## PROVIDED DATA
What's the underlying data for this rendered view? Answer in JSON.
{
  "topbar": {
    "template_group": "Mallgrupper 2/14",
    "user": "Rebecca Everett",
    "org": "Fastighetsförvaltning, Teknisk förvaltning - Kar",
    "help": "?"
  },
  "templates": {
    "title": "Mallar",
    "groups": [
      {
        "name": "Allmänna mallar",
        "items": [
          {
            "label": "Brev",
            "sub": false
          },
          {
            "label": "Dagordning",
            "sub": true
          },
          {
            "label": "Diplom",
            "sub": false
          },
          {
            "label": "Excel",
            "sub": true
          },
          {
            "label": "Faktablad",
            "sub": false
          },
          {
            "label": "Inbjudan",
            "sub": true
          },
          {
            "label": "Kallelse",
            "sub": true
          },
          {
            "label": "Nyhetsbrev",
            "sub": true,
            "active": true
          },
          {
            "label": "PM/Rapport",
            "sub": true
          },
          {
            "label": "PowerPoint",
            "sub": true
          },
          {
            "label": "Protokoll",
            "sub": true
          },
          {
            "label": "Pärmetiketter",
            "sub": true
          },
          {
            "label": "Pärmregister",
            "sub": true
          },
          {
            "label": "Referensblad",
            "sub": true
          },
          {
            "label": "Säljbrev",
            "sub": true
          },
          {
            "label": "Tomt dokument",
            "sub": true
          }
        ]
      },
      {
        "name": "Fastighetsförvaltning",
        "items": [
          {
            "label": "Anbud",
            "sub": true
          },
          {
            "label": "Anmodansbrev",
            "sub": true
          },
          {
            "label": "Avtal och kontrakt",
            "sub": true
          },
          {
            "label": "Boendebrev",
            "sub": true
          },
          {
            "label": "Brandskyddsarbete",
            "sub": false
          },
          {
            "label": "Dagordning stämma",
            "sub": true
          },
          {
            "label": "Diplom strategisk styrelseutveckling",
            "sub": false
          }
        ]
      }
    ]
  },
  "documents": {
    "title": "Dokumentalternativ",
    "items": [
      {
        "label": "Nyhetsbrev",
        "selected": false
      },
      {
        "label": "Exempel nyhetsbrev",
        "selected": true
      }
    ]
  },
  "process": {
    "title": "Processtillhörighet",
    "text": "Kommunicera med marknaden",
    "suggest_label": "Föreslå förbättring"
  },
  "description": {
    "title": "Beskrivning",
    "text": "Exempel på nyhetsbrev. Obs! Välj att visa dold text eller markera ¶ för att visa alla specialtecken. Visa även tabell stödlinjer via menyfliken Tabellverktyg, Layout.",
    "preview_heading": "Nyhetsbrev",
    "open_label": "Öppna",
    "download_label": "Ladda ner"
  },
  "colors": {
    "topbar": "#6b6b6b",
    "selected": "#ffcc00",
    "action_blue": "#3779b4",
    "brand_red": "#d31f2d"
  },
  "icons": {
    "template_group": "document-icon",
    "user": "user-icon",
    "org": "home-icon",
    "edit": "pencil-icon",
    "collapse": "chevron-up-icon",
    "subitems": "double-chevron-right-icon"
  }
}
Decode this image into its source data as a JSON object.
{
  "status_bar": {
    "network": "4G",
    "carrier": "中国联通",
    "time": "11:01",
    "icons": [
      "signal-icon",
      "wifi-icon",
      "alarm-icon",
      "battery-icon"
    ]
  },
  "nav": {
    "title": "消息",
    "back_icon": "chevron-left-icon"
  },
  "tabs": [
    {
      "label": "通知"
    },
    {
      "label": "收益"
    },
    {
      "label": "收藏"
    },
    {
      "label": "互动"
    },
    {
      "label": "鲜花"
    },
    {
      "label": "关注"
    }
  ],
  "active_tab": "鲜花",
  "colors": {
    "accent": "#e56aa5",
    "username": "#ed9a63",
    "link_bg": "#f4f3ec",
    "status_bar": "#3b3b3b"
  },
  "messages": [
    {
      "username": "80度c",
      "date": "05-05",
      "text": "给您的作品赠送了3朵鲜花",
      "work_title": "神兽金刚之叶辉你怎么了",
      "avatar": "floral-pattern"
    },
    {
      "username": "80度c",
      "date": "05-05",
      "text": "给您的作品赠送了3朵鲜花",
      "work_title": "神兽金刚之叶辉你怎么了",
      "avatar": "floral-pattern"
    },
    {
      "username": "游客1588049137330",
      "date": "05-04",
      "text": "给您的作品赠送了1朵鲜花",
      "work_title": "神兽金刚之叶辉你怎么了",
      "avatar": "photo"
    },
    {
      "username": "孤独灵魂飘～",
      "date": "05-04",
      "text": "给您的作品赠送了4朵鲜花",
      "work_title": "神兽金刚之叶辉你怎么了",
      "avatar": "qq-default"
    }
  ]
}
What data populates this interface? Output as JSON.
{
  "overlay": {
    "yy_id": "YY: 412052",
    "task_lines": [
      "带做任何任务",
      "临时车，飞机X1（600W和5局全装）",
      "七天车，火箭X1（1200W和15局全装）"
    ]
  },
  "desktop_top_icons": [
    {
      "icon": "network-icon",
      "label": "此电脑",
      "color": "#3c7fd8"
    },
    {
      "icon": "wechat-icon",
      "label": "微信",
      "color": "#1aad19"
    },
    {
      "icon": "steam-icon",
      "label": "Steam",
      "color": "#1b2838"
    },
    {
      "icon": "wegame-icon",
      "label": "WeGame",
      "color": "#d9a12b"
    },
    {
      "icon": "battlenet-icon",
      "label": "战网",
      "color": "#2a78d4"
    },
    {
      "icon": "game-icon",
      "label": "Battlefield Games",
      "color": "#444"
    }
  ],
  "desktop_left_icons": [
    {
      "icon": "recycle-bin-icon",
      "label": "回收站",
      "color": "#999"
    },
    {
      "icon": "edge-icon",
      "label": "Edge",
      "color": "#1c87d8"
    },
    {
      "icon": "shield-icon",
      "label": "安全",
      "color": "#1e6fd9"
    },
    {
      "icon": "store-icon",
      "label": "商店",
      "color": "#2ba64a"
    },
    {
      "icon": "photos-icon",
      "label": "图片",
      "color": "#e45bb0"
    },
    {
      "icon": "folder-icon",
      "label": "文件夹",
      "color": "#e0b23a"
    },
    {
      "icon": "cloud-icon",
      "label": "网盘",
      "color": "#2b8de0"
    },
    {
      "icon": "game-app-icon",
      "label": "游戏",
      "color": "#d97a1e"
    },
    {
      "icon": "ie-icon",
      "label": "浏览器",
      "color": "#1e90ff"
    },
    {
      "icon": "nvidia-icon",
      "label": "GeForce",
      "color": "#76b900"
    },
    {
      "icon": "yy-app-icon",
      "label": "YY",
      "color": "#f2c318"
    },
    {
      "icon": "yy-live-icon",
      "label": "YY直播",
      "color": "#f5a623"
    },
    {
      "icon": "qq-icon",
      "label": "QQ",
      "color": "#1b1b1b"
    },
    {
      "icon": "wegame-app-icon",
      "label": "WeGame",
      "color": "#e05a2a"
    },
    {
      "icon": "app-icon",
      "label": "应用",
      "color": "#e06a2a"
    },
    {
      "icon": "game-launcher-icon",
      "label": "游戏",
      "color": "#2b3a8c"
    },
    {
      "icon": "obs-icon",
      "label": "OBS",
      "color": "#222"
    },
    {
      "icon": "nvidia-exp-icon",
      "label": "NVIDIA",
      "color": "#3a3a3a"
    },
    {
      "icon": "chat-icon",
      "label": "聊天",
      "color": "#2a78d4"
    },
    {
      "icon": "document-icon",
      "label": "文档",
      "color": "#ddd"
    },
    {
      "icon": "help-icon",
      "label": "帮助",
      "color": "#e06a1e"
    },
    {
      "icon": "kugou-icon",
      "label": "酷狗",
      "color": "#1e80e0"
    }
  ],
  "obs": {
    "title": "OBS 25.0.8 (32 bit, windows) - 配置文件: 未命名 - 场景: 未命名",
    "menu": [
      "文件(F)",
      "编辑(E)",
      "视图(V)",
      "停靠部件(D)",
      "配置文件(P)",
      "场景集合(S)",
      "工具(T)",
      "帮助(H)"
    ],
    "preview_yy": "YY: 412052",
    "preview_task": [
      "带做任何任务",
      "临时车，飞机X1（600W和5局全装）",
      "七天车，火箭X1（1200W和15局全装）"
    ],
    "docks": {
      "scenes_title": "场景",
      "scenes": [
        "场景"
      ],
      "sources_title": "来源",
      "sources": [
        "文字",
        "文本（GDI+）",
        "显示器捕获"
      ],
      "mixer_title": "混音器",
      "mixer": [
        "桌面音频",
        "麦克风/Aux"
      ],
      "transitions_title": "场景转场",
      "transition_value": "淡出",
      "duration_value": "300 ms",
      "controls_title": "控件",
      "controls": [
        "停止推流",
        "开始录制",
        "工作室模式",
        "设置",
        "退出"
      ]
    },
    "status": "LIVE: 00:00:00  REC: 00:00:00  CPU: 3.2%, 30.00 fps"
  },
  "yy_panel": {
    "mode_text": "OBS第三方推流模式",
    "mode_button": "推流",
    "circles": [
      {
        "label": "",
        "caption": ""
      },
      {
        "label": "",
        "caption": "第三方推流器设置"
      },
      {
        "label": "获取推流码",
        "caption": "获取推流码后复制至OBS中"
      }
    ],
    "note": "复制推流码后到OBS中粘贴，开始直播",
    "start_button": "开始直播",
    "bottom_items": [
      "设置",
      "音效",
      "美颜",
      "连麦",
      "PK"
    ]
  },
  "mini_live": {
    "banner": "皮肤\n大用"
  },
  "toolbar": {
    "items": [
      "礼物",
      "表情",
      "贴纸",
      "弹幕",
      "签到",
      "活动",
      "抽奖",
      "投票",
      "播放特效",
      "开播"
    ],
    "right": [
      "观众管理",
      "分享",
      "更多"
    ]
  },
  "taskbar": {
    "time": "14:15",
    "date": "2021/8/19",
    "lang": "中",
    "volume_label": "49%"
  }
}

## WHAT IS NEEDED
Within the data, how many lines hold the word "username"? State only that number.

## ANSWER TO THIS PROBLEM
5